>>>>>

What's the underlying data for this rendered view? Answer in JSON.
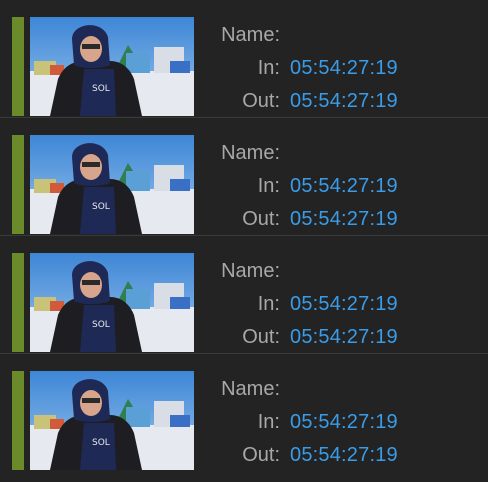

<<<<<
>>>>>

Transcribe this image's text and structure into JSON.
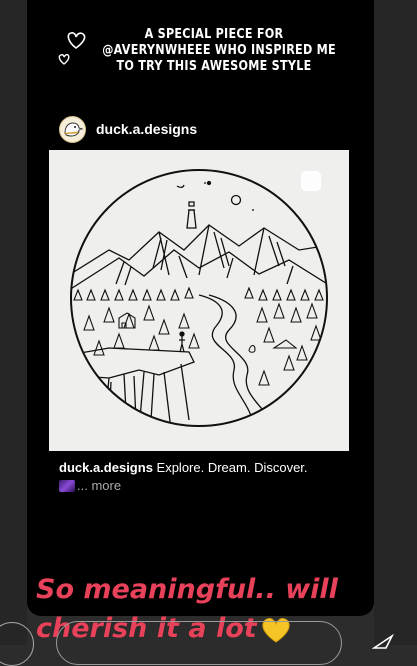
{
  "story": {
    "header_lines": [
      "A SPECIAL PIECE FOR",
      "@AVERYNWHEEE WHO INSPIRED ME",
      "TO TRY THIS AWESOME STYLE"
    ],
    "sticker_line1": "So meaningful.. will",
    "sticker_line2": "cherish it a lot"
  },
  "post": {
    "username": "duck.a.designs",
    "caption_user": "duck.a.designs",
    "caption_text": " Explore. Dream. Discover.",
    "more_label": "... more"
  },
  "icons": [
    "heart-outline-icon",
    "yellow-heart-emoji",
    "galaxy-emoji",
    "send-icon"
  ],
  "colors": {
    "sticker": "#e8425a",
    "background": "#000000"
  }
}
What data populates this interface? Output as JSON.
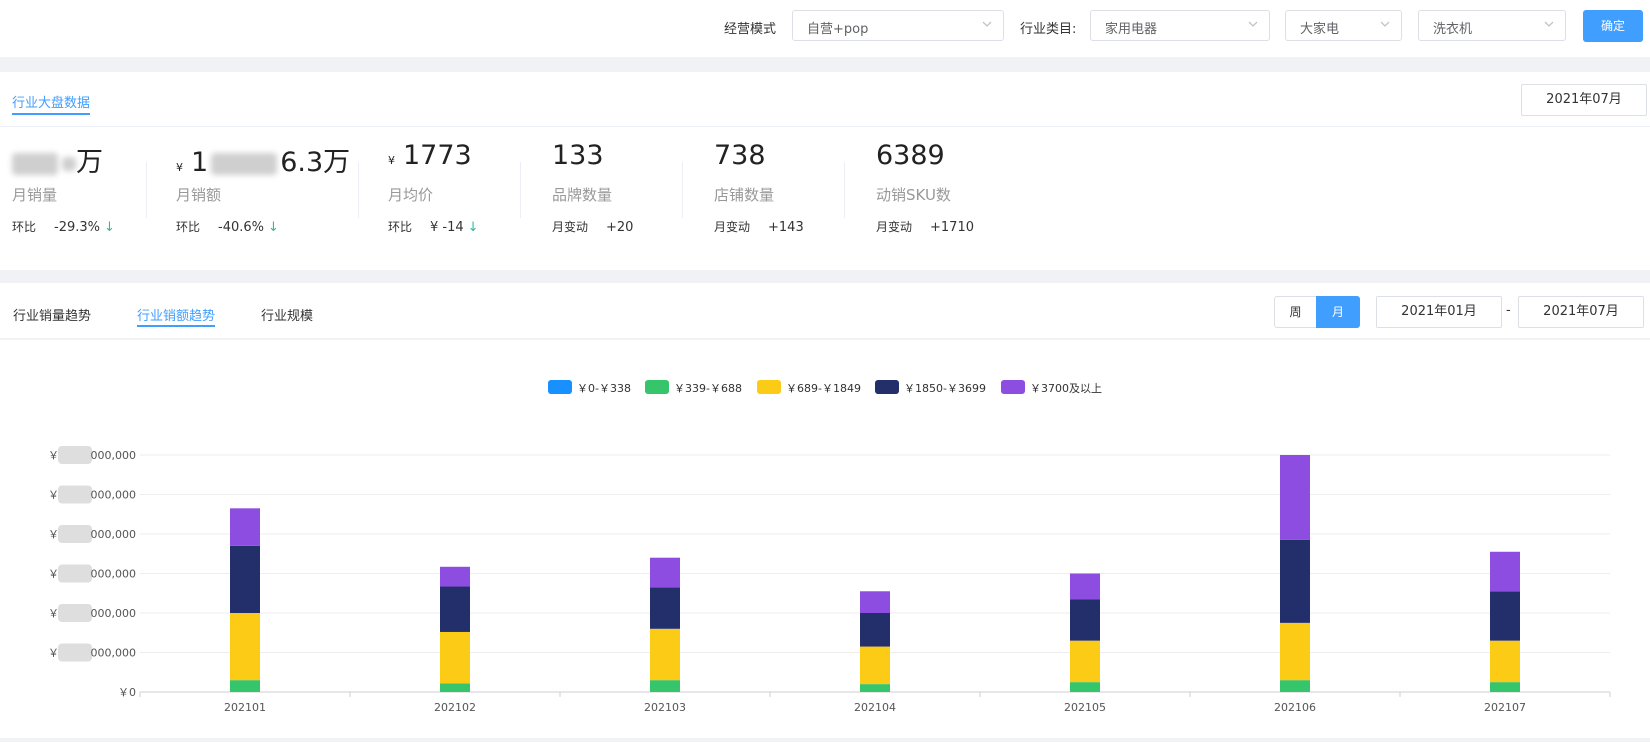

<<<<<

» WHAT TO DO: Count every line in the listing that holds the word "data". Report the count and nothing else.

» YOUR SOLUTION: 2